One of my biggest struggles is not defeating myself, meaning as an actor and producer I'm an entrepreneur. I work for myself on behalf of myself. At the end of the day I have to wake myself up, not go to the club, make sure I show up to do my headshots, etc. Everything I do is on myself. If we allow ourselves to be defeated by having a bad business sense about ourselves then we lose.

What are some current projects you are working on?

A film called "Snap" which was directed by Youssef Delara and co-directed by the writer Victor Teran. It's a psychological thriller set in the world of underground dubstep music. My character is a cop. Snap stars Jason Priestly and Nikki Reed from the "Twilight Saga" films. Snap is scheduled for theatrical release in 2013.

Also, a film called "Filly Brown", also directed by Youssef Delara along with Michael D. Olmos, the writer. Michael D. Olmos is the son of Edward James Olmos. Filly Brown is the story of a tough Chicana rapper trying to make ends meet in the rap game to support her family and her imprisoned mother. My character is a delivery driver. Filly Brown will release in theatres in September of 2012.

I just got back from Philly where I finished shooting for a film called "1982." The film stars Hill Harper, Bokeem Woodbine, Wayne Brady and Ruby Dee. 1982 was directed by 2011 Sundance Film Festival Audience Award Winner Tommy Oliver and is a period film based in 1982 about a father trying to keep his family together in the rough streets of Philly while his wife becomes crack cocaine addicted. In 1982 my character is a cop. 1982 is setting it's sights on a Sundance 2013 premiere and a release in theatres by the middle of 2013.

What advise would you give to young people interested in pursuing an acting career?

If you are acting in Rochester it's very easy to get comfortable if you have success. You're a big fish in a small pond then you have to leave that small pond and be a tadpole in a big pond.

Anybody that has aspirations to work in the film industry, whether as an actor, writer, director or producer, don't try it. Do it. And make the decision to make it your life. Don't try it full stop. Do it full stop.

I see people all the time saying "I'm going to L.A. and I'm going to try the acting thing. The second you say you are going to try it, you've already failed. Don't try it. Just do it.

It don't matter how pretty, talented or good you are. The studio system and network television is not producing content for minority actors.

So, because of that it is so vital that minority actors take their career into their own hands while they play the Hollywood game. It's very easy to let the distraction and the Hollywood shuffle stray you from achieving your personal greatness. Hollywood is like a casino, it is designed to make you fail. As artists we have to do everything within our own power to make sure that when we get dealt the right hand we know when to walk away from the table and know when to cash in our chips. If you don't have self-control in this business, this business will fuck you up.
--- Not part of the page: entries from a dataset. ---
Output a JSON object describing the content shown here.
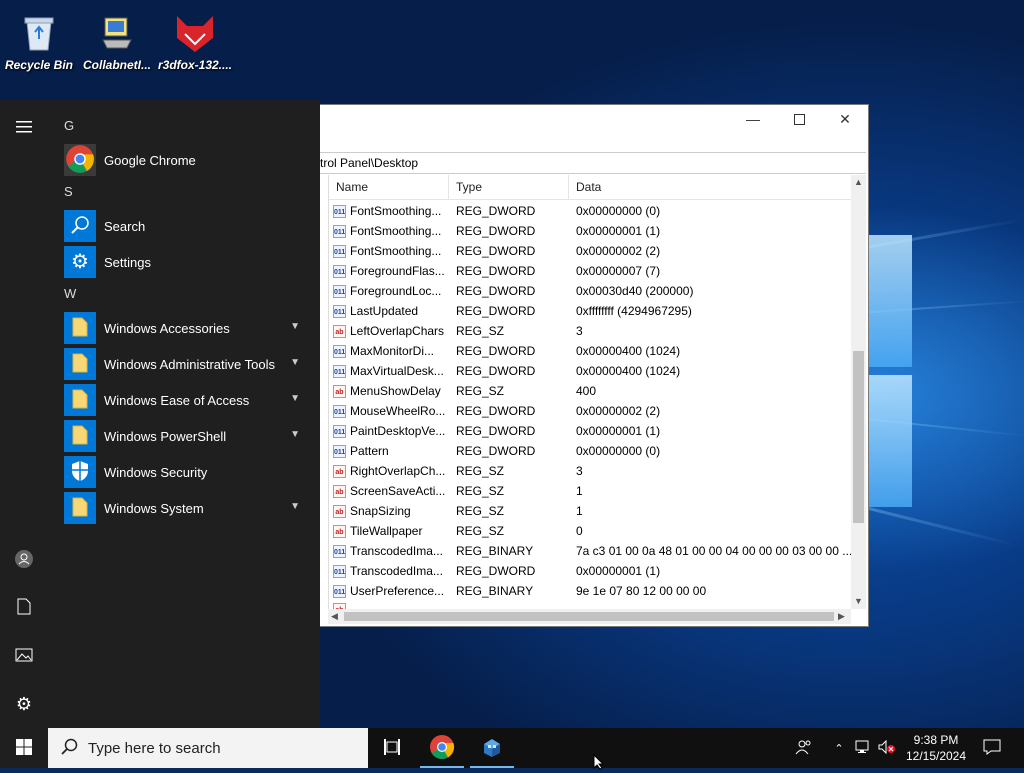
{
  "desktop": {
    "icons": [
      {
        "label": "Recycle Bin",
        "icon": "recycle-bin-icon"
      },
      {
        "label": "CollabnetI...",
        "icon": "collabnet-icon"
      },
      {
        "label": "r3dfox-132....",
        "icon": "r3dfox-icon"
      }
    ]
  },
  "start_menu": {
    "groups": [
      {
        "letter": "G",
        "apps": [
          {
            "label": "Google Chrome",
            "icon": "chrome-icon",
            "expandable": false
          }
        ]
      },
      {
        "letter": "S",
        "apps": [
          {
            "label": "Search",
            "icon": "search-icon",
            "expandable": false
          },
          {
            "label": "Settings",
            "icon": "gear-icon",
            "expandable": false
          }
        ]
      },
      {
        "letter": "W",
        "apps": [
          {
            "label": "Windows Accessories",
            "icon": "folder-icon",
            "expandable": true
          },
          {
            "label": "Windows Administrative Tools",
            "icon": "folder-icon",
            "expandable": true
          },
          {
            "label": "Windows Ease of Access",
            "icon": "folder-icon",
            "expandable": true
          },
          {
            "label": "Windows PowerShell",
            "icon": "folder-icon",
            "expandable": true
          },
          {
            "label": "Windows Security",
            "icon": "shield-icon",
            "expandable": false
          },
          {
            "label": "Windows System",
            "icon": "folder-icon",
            "expandable": true
          }
        ]
      }
    ],
    "rail": [
      "hamburger-icon",
      "user-icon",
      "document-icon",
      "pictures-icon",
      "gear-icon"
    ]
  },
  "registry": {
    "address": "trol Panel\\Desktop",
    "columns": [
      "Name",
      "Type",
      "Data"
    ],
    "rows": [
      {
        "name": "FontSmoothing...",
        "type": "REG_DWORD",
        "data": "0x00000000 (0)",
        "kind": "num"
      },
      {
        "name": "FontSmoothing...",
        "type": "REG_DWORD",
        "data": "0x00000001 (1)",
        "kind": "num"
      },
      {
        "name": "FontSmoothing...",
        "type": "REG_DWORD",
        "data": "0x00000002 (2)",
        "kind": "num"
      },
      {
        "name": "ForegroundFlas...",
        "type": "REG_DWORD",
        "data": "0x00000007 (7)",
        "kind": "num"
      },
      {
        "name": "ForegroundLoc...",
        "type": "REG_DWORD",
        "data": "0x00030d40 (200000)",
        "kind": "num"
      },
      {
        "name": "LastUpdated",
        "type": "REG_DWORD",
        "data": "0xffffffff (4294967295)",
        "kind": "num"
      },
      {
        "name": "LeftOverlapChars",
        "type": "REG_SZ",
        "data": "3",
        "kind": "str"
      },
      {
        "name": "MaxMonitorDi...",
        "type": "REG_DWORD",
        "data": "0x00000400 (1024)",
        "kind": "num"
      },
      {
        "name": "MaxVirtualDesk...",
        "type": "REG_DWORD",
        "data": "0x00000400 (1024)",
        "kind": "num"
      },
      {
        "name": "MenuShowDelay",
        "type": "REG_SZ",
        "data": "400",
        "kind": "str"
      },
      {
        "name": "MouseWheelRo...",
        "type": "REG_DWORD",
        "data": "0x00000002 (2)",
        "kind": "num"
      },
      {
        "name": "PaintDesktopVe...",
        "type": "REG_DWORD",
        "data": "0x00000001 (1)",
        "kind": "num"
      },
      {
        "name": "Pattern",
        "type": "REG_DWORD",
        "data": "0x00000000 (0)",
        "kind": "num"
      },
      {
        "name": "RightOverlapCh...",
        "type": "REG_SZ",
        "data": "3",
        "kind": "str"
      },
      {
        "name": "ScreenSaveActi...",
        "type": "REG_SZ",
        "data": "1",
        "kind": "str"
      },
      {
        "name": "SnapSizing",
        "type": "REG_SZ",
        "data": "1",
        "kind": "str"
      },
      {
        "name": "TileWallpaper",
        "type": "REG_SZ",
        "data": "0",
        "kind": "str"
      },
      {
        "name": "TranscodedIma...",
        "type": "REG_BINARY",
        "data": "7a c3 01 00 0a 48 01 00 00 04 00 00 00 03 00 00 ...",
        "kind": "num"
      },
      {
        "name": "TranscodedIma...",
        "type": "REG_DWORD",
        "data": "0x00000001 (1)",
        "kind": "num"
      },
      {
        "name": "UserPreference...",
        "type": "REG_BINARY",
        "data": "9e 1e 07 80 12 00 00 00",
        "kind": "num"
      }
    ]
  },
  "taskbar": {
    "search_placeholder": "Type here to search",
    "time": "9:38 PM",
    "date": "12/15/2024"
  }
}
Everybody wants to be on the red carpet, but not everybody wants to struggle. Overnight success takes 10 years, and I believe that.

Photo Credit: Darrin Van Gorder

For more info. on David Bianchi, visit his website http:://

Watch David Bianchi's short film "Soldier"

Follow David Bianchi on Twitter http:://